Quantum mechanics, together with the general theory of relativity, lays the foundation for the modern scientific understanding of the nature. Recent developments in nanotechnology has also brought quantum-based applications into our everyday lives. However, the greatest influence quantum mechanics brings is on how we understand and interpret the behavior of the basic building blocks of nature. One of the interesting results of quantum mechanics is the uncertainty principle which means, for example, that a particle does not possess well defined position and velocity at a given time. This has far-reaching consequences in our understanding of the structure of matter, and even of the present amount and distribution of galaxies in the known universe. The inherent indeterminacy in the classical state of the particles implies that the microscopic particles have to be described with the so-called wave function, which determines the probability density of finding the particle at an arbitrary location.
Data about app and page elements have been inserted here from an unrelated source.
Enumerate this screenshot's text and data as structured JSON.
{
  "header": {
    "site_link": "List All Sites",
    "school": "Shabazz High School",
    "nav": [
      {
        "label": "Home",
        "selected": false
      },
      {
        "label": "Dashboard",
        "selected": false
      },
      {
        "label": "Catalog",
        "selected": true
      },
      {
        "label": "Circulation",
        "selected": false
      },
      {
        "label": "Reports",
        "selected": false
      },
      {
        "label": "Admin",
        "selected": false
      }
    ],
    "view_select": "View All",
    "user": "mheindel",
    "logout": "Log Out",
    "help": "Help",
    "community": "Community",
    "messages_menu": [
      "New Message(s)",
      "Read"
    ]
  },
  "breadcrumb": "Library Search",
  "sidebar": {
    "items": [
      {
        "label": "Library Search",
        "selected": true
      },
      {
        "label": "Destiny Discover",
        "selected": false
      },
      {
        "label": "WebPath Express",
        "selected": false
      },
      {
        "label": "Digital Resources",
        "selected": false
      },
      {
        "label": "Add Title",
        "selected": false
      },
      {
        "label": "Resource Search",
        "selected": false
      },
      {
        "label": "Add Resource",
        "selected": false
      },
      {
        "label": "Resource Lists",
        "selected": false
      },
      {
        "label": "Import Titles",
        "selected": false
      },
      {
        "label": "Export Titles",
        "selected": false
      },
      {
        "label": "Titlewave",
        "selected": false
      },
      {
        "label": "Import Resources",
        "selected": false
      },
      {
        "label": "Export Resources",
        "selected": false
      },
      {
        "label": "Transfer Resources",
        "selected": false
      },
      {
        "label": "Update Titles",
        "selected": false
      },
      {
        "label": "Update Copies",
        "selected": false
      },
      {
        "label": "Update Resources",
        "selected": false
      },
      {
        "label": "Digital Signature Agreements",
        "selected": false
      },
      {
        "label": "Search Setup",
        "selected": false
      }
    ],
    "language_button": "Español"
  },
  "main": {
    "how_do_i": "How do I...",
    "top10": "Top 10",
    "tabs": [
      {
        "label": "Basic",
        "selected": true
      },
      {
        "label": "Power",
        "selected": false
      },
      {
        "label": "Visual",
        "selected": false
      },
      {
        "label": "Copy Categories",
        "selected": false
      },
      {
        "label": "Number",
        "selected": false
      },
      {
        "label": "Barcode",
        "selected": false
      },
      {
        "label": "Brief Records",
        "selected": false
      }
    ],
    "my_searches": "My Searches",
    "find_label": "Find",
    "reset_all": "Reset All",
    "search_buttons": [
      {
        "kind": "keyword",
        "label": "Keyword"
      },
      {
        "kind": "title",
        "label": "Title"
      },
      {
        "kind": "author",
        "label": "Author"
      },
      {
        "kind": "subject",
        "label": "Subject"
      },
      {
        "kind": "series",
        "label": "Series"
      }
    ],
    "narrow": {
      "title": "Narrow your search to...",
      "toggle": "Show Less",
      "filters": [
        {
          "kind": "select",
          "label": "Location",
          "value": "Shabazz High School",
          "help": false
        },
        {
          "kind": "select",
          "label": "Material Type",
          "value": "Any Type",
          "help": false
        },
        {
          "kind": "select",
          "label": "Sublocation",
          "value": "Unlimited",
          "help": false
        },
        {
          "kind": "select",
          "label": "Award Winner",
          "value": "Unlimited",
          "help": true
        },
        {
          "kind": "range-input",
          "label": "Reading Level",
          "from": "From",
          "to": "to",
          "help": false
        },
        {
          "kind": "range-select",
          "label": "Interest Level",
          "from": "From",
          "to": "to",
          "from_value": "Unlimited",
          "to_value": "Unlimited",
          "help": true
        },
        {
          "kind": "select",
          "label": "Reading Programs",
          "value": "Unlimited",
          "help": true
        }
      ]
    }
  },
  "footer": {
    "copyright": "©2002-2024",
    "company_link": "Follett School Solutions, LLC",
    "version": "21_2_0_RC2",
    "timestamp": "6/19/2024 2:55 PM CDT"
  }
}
The course begins with the introduction of the basic principles and postulates of quantum mechanics. As an example, several one-dimensional problems for the time-evolution of the wave function are solved. The uncertainty principle is derived in its general form, and applied to the simultaneous measurement of position and velocity. In three-dimensional problems, spherical symmetry is connected with the angular momentum. The corresponding operators and quantum numbers are derived. As an example, the quantized energy states of hydrogen atom are solved. The general formulation of quantum mechanics in terms of abstract Hilbert space and its linear transformations is presented, and shown to be equivalent with the wave function formalism. The properties of the general theory are illustrated in terms of the two quantum paradigms: the two-level system and the
|Mode of delivery
|Learning activities and teaching methods
Lectures 50 h, 12 exercises (á 3 h), self-study and examination 184 h
Compulsory for theoretical physicists and physicists. Also for the other students of the University of Oulu.
|Prerequisites and co-requisites
Atomic physics (766326A) and knowledge of linear algebra and differential equations.
|Recommended optional programme components
No alternative course units or course units that should be completed simultaneously.
|Recommended or required reading
J. Tuorila: Kvanttimekaniikka I (2013, in Finnish). D. Griffiths: Introduction to Quantum Mechanics (2005).
|Assessment methods and criteria
Two written intermediate examinations or one final examination.
Read more about assessment criteria at the University of Oulu webpage.
Numerical grading scale 0 – 5, where 0 = fail
|Working life cooperation
No work placement period